The expected output is the data below, restated word for word.

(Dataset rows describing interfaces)
----------------------------------------

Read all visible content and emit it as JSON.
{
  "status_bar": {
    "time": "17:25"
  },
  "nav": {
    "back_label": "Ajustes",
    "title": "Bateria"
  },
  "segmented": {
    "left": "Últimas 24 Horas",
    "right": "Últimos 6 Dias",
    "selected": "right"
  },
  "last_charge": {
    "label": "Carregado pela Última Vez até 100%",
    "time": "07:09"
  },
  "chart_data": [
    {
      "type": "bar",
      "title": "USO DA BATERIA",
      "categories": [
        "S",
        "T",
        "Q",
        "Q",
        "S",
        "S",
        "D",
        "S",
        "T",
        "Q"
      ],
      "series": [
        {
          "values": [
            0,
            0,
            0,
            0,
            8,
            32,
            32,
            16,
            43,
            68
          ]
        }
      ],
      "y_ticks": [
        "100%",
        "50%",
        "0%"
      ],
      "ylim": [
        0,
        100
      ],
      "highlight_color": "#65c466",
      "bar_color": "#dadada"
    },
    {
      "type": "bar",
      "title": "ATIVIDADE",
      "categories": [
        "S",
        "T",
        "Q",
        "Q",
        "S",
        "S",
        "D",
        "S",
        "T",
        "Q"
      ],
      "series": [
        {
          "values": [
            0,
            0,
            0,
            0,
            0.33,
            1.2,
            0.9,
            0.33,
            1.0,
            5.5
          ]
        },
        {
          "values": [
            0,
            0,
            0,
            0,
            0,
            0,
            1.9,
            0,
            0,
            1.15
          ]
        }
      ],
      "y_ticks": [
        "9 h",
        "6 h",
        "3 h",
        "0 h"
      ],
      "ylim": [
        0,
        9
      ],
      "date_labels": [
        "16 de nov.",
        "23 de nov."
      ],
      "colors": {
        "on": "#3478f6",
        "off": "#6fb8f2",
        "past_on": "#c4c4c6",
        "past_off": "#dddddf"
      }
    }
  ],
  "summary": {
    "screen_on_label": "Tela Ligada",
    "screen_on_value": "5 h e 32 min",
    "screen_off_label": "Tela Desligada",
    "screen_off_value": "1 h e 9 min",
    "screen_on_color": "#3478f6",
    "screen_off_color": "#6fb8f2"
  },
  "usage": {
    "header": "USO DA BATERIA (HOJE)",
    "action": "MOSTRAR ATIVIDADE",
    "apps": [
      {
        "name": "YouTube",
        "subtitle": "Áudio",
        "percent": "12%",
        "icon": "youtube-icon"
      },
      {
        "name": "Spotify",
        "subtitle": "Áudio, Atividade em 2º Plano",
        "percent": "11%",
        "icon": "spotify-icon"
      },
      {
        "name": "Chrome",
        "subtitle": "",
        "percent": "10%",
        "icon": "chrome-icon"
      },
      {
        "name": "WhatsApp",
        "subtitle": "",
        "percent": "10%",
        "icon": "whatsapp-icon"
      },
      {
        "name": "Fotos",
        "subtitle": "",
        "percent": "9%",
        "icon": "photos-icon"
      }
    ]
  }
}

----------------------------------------

# Reply
Read all visible content and emit it as JSON.
{
  "status_bar": {
    "time": "17:25"
  },
  "nav": {
    "back_label": "Ajustes",
    "title": "Bateria"
  },
  "segmented": {
    "left": "Últimas 24 Horas",
    "right": "Últimos 6 Dias",
    "selected": "right"
  },
  "last_charge": {
    "label": "Carregado pela Última Vez até 100%",
    "time": "07:09"
  },
  "chart_data": [
    {
      "type": "bar",
      "title": "USO DA BATERIA",
      "categories": [
        "S",
        "T",
        "Q",
        "Q",
        "S",
        "S",
        "D",
        "S",
        "T",
        "Q"
      ],
      "series": [
        {
          "values": [
            0,
            0,
            0,
            0,
            8,
            32,
            32,
            16,
            43,
            68
          ]
        }
      ],
      "y_ticks": [
        "100%",
        "50%",
        "0%"
      ],
      "ylim": [
        0,
        100
      ],
      "highlight_color": "#65c466",
      "bar_color": "#dadada"
    },
    {
      "type": "bar",
      "title": "ATIVIDADE",
      "categories": [
        "S",
        "T",
        "Q",
        "Q",
        "S",
        "S",
        "D",
        "S",
        "T",
        "Q"
      ],
      "series": [
        {
          "values": [
            0,
            0,
            0,
            0,
            0.33,
            1.2,
            0.9,
            0.33,
            1.0,
            5.5
          ]
        },
        {
          "values": [
            0,
            0,
            0,
            0,
            0,
            0,
            1.9,
            0,
            0,
            1.15
          ]
        }
      ],
      "y_ticks": [
        "9 h",
        "6 h",
        "3 h",
        "0 h"
      ],
      "ylim": [
        0,
        9
      ],
      "date_labels": [
        "16 de nov.",
        "23 de nov."
      ],
      "colors": {
        "on": "#3478f6",
        "off": "#6fb8f2",
        "past_on": "#c4c4c6",
        "past_off": "#dddddf"
      }
    }
  ],
  "summary": {
    "screen_on_label": "Tela Ligada",
    "screen_on_value": "5 h e 32 min",
    "screen_off_label": "Tela Desligada",
    "screen_off_value": "1 h e 9 min",
    "screen_on_color": "#3478f6",
    "screen_off_color": "#6fb8f2"
  },
  "usage": {
    "header": "USO DA BATERIA (HOJE)",
    "action": "MOSTRAR ATIVIDADE",
    "apps": [
      {
        "name": "YouTube",
        "subtitle": "Áudio",
        "percent": "12%",
        "icon": "youtube-icon"
      },
      {
        "name": "Spotify",
        "subtitle": "Áudio, Atividade em 2º Plano",
        "percent": "11%",
        "icon": "spotify-icon"
      },
      {
        "name": "Chrome",
        "subtitle": "",
        "percent": "10%",
        "icon": "chrome-icon"
      },
      {
        "name": "WhatsApp",
        "subtitle": "",
        "percent": "10%",
        "icon": "whatsapp-icon"
      },
      {
        "name": "Fotos",
        "subtitle": "",
        "percent": "9%",
        "icon": "photos-icon"
      }
    ]
  }
}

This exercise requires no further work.